Data about app and page elements:
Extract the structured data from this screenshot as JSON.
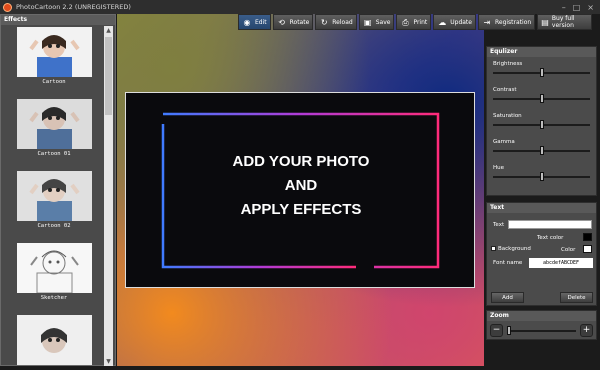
{
  "window": {
    "title": "PhotoCartoon 2.2 (UNREGISTERED)"
  },
  "sidebar": {
    "header": "Effects",
    "items": [
      {
        "label": "Cartoon"
      },
      {
        "label": "Cartoon 01"
      },
      {
        "label": "Cartoon 02"
      },
      {
        "label": "Sketcher"
      },
      {
        "label": ""
      }
    ]
  },
  "toolbar": {
    "buttons": [
      {
        "label": "Edit",
        "icon": "camera-icon"
      },
      {
        "label": "Rotate",
        "icon": "rotate-icon"
      },
      {
        "label": "Reload",
        "icon": "reload-icon"
      },
      {
        "label": "Save",
        "icon": "save-icon"
      },
      {
        "label": "Print",
        "icon": "print-icon"
      },
      {
        "label": "Update",
        "icon": "cloud-download-icon"
      },
      {
        "label": "Registration",
        "icon": "registration-icon"
      },
      {
        "label": "Buy full version",
        "icon": "cart-icon"
      }
    ]
  },
  "canvas": {
    "line1": "ADD YOUR PHOTO",
    "line2": "AND",
    "line3": "APPLY EFFECTS"
  },
  "equalizer": {
    "title": "Equlizer",
    "sliders": [
      {
        "label": "Brightness",
        "value": 0.5
      },
      {
        "label": "Contrast",
        "value": 0.5
      },
      {
        "label": "Saturation",
        "value": 0.5
      },
      {
        "label": "Gamma",
        "value": 0.5
      },
      {
        "label": "Hue",
        "value": 0.5
      }
    ]
  },
  "text_panel": {
    "title": "Text",
    "text_label": "Text",
    "text_value": "",
    "text_color_label": "Text color",
    "text_color": "#000000",
    "background_label": "Background",
    "color_label": "Color",
    "background_color": "#ffffff",
    "font_label": "Font name",
    "font_sample": "abcdefABCDEF",
    "add_label": "Add",
    "delete_label": "Delete"
  },
  "zoom": {
    "title": "Zoom",
    "value": 0.0
  },
  "colors": {
    "accent": "#2f5f96",
    "neon_blue": "#3f7bff",
    "neon_pink": "#ff2b7a"
  }
}
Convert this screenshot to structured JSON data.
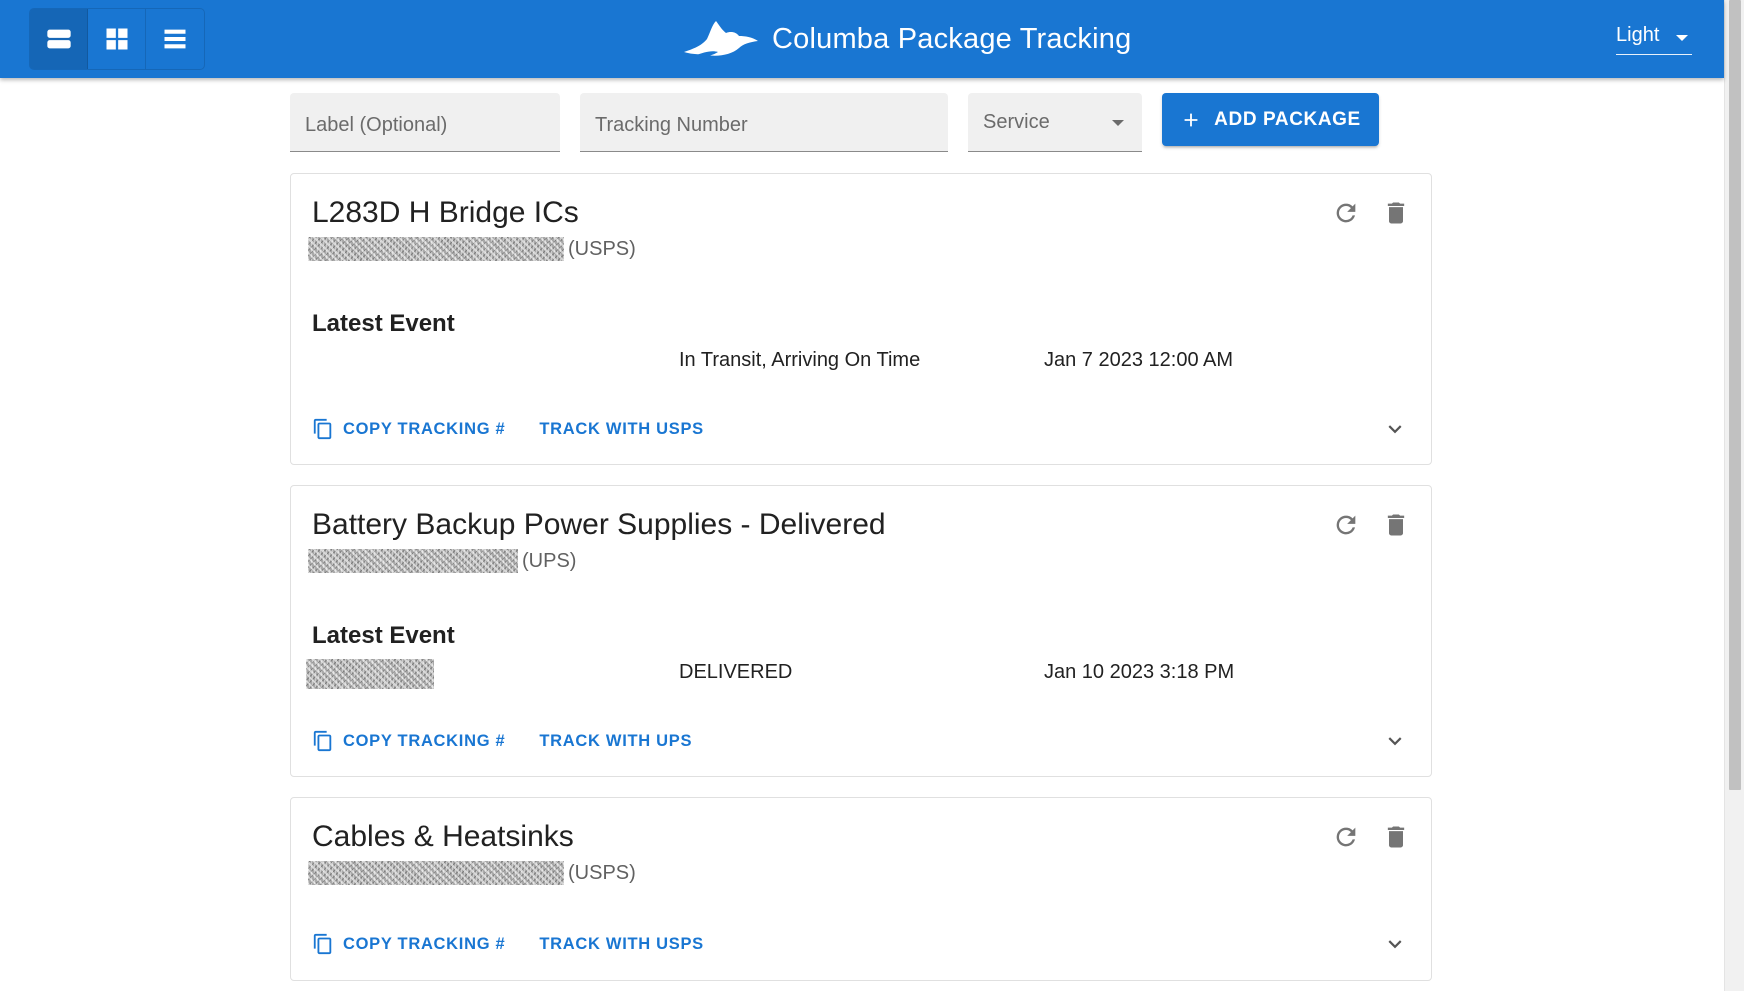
{
  "header": {
    "app_title": "Columba Package Tracking",
    "logo_icon": "dove-logo",
    "view_modes": [
      {
        "name": "list-view",
        "icon": "view-agenda-icon",
        "active": true
      },
      {
        "name": "grid-view",
        "icon": "view-grid-icon",
        "active": false
      },
      {
        "name": "compact-view",
        "icon": "view-list-icon",
        "active": false
      }
    ],
    "theme": {
      "selected": "Light"
    }
  },
  "form": {
    "label_placeholder": "Label (Optional)",
    "tracking_placeholder": "Tracking Number",
    "service_placeholder": "Service",
    "add_button_label": "ADD PACKAGE"
  },
  "packages": [
    {
      "title": "L283D H Bridge ICs",
      "service": "(USPS)",
      "latest_event_heading": "Latest Event",
      "event_status": "In Transit, Arriving On Time",
      "event_date": "Jan 7 2023 12:00 AM",
      "copy_label": "COPY TRACKING #",
      "track_label": "TRACK WITH USPS"
    },
    {
      "title": "Battery Backup Power Supplies - Delivered",
      "service": "(UPS)",
      "latest_event_heading": "Latest Event",
      "event_status": "DELIVERED",
      "event_date": "Jan 10 2023 3:18 PM",
      "copy_label": "COPY TRACKING #",
      "track_label": "TRACK WITH UPS"
    },
    {
      "title": "Cables & Heatsinks",
      "service": "(USPS)",
      "copy_label": "COPY TRACKING #",
      "track_label": "TRACK WITH USPS"
    }
  ],
  "colors": {
    "primary": "#1976d2",
    "icon_gray": "#757575",
    "field_bg": "#f0f0f0"
  }
}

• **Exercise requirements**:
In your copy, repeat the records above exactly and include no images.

• **Your response**:
Extract the structured data from this screenshot as JSON.
{
  "window": {
    "title": "PhotoCartoon 2.2 (UNREGISTERED)"
  },
  "sidebar": {
    "header": "Effects",
    "items": [
      {
        "label": "Cartoon"
      },
      {
        "label": "Cartoon 01"
      },
      {
        "label": "Cartoon 02"
      },
      {
        "label": "Sketcher"
      },
      {
        "label": ""
      }
    ]
  },
  "toolbar": {
    "buttons": [
      {
        "label": "Edit",
        "icon": "camera-icon"
      },
      {
        "label": "Rotate",
        "icon": "rotate-icon"
      },
      {
        "label": "Reload",
        "icon": "reload-icon"
      },
      {
        "label": "Save",
        "icon": "save-icon"
      },
      {
        "label": "Print",
        "icon": "print-icon"
      },
      {
        "label": "Update",
        "icon": "cloud-download-icon"
      },
      {
        "label": "Registration",
        "icon": "registration-icon"
      },
      {
        "label": "Buy full version",
        "icon": "cart-icon"
      }
    ]
  },
  "canvas": {
    "line1": "ADD YOUR PHOTO",
    "line2": "AND",
    "line3": "APPLY EFFECTS"
  },
  "equalizer": {
    "title": "Equlizer",
    "sliders": [
      {
        "label": "Brightness",
        "value": 0.5
      },
      {
        "label": "Contrast",
        "value": 0.5
      },
      {
        "label": "Saturation",
        "value": 0.5
      },
      {
        "label": "Gamma",
        "value": 0.5
      },
      {
        "label": "Hue",
        "value": 0.5
      }
    ]
  },
  "text_panel": {
    "title": "Text",
    "text_label": "Text",
    "text_value": "",
    "text_color_label": "Text color",
    "text_color": "#000000",
    "background_label": "Background",
    "color_label": "Color",
    "background_color": "#ffffff",
    "font_label": "Font name",
    "font_sample": "abcdefABCDEF",
    "add_label": "Add",
    "delete_label": "Delete"
  },
  "zoom": {
    "title": "Zoom",
    "value": 0.0
  },
  "colors": {
    "accent": "#2f5f96",
    "neon_blue": "#3f7bff",
    "neon_pink": "#ff2b7a"
  }
}
Convert this screenshot to structured JSON data.
{
  "header": {
    "app_title": "Columba Package Tracking",
    "logo_icon": "dove-logo",
    "view_modes": [
      {
        "name": "list-view",
        "icon": "view-agenda-icon",
        "active": true
      },
      {
        "name": "grid-view",
        "icon": "view-grid-icon",
        "active": false
      },
      {
        "name": "compact-view",
        "icon": "view-list-icon",
        "active": false
      }
    ],
    "theme": {
      "selected": "Light"
    }
  },
  "form": {
    "label_placeholder": "Label (Optional)",
    "tracking_placeholder": "Tracking Number",
    "service_placeholder": "Service",
    "add_button_label": "ADD PACKAGE"
  },
  "packages": [
    {
      "title": "L283D H Bridge ICs",
      "service": "(USPS)",
      "latest_event_heading": "Latest Event",
      "event_status": "In Transit, Arriving On Time",
      "event_date": "Jan 7 2023 12:00 AM",
      "copy_label": "COPY TRACKING #",
      "track_label": "TRACK WITH USPS"
    },
    {
      "title": "Battery Backup Power Supplies - Delivered",
      "service": "(UPS)",
      "latest_event_heading": "Latest Event",
      "event_status": "DELIVERED",
      "event_date": "Jan 10 2023 3:18 PM",
      "copy_label": "COPY TRACKING #",
      "track_label": "TRACK WITH UPS"
    },
    {
      "title": "Cables & Heatsinks",
      "service": "(USPS)",
      "copy_label": "COPY TRACKING #",
      "track_label": "TRACK WITH USPS"
    }
  ],
  "colors": {
    "primary": "#1976d2",
    "icon_gray": "#757575",
    "field_bg": "#f0f0f0"
  }
}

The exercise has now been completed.